They suggest that rather than turning dinosaurs into mammals, it is important to understand them as bird-like reptiles and explore their behaviors within that framework.
The team of paleontologists, including David Evans from the University of Toronto and the Royal Ontario Museum, named the new species Platytholus clemensi in honor of the late paleontologist William Clemens from UC Berkeley, who collected numerous fossils in the same formation where the new species was found.
Pachycephalosaur skulls are relatively common in dinosaur beds, with their robust domes preserving well over time. Goodwin compares them to bowling balls in the fossil record, as they can withstand weathering and erosion.
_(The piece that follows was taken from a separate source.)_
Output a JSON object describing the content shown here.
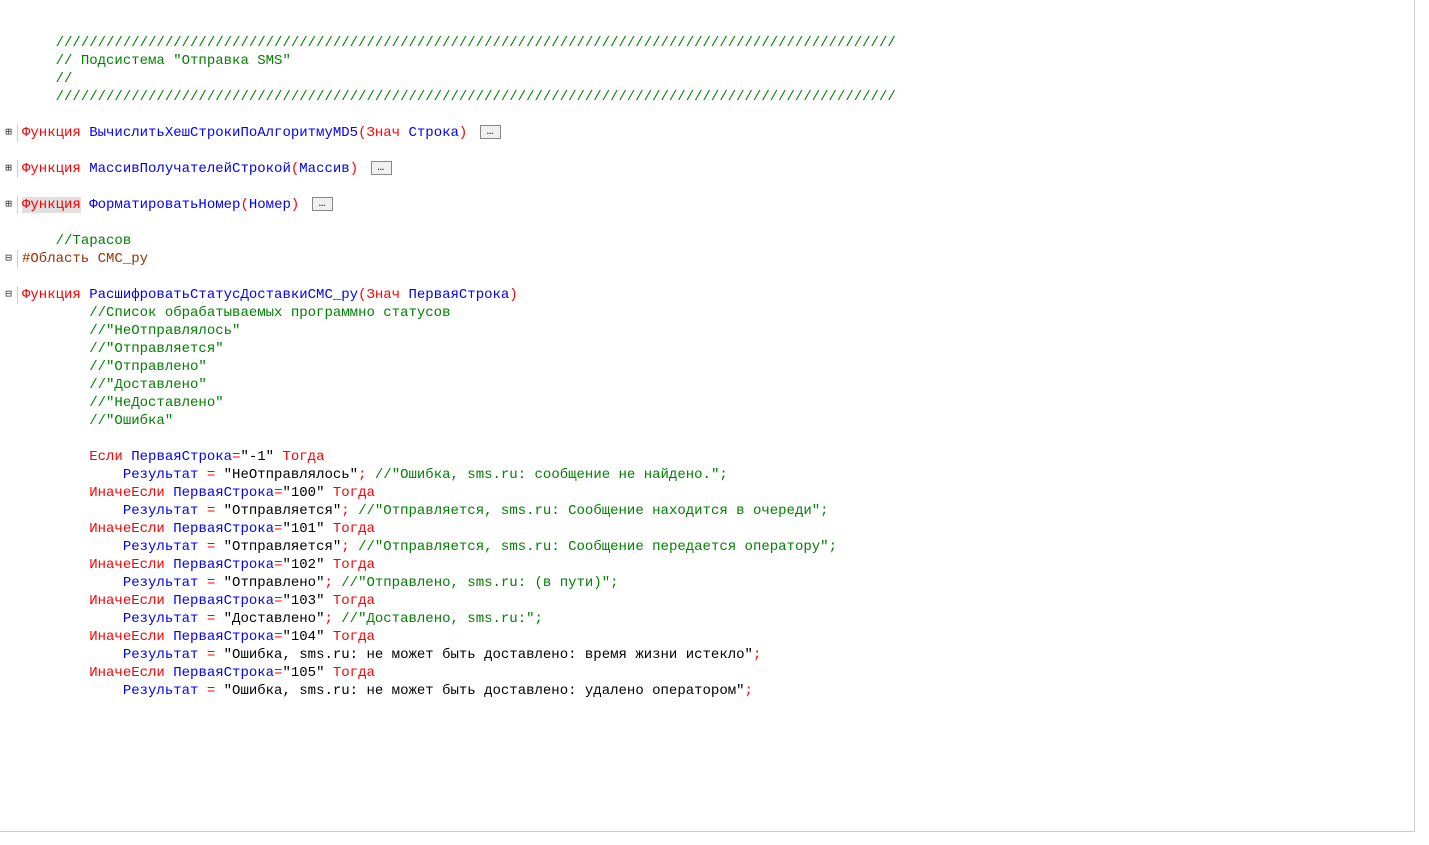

Horner and Goodwin have a particular interest in pachycephalosaurs and have conducted extensive research on their evolution and development from juvenile to adult. Their findings indicate that the bone structure of pachycephalosaur skulls does not support head-to-head collisions or head-butting behaviors.
The recent discovery of Platytholus clemensi’s partial skull revealed intriguing characteristics that differentiate it from other pachycephalosaurs found in the same area. Blood vessels within the skull indicate the presence of a tissue covering the dome.
If this covering were made of keratin, as seen in birds or ceratopsians like Triceratops, the vessels would have spread out and left indentations or grooves.
However, the vessels ran vertically, suggesting the existence of an unknown vertical structure on top of the head.
According to Horner, pachycephalosaurs likely had an elaborate display on top of their heads that remains a mystery. As the domed heads of pachycephalosaurs changed shape and became more prominent with age, it suggests they were used for sexual display and courting.
Goodwin suggests that dinosaurs may have distinguished gender through colors, much like modern birds, using bright colors on the face and head for visual communication.
Further research will involve studying other pachycephalosaur skulls through CT scans and histology to investigate whether these dome-headed dinosaurs exhibited additional elaborate headgear.
The combination of cranial histology and CT scanning has provided valuable data and supports the hypothesis that the dome was covered with a keratinous structure that had a vertical component, unlike other dinosaurs with hard skin or closely covering keratin.
The discovery of Platytholus clemensi adds to our understanding of the remarkable diversity and intriguing features of dinosaurs.
Paleontologists continue to uncover new clues about these ancient creatures and their fascinating adaptations, shedding light on the extraordinary world that existed millions of years ago.
Source: UC Berkeley.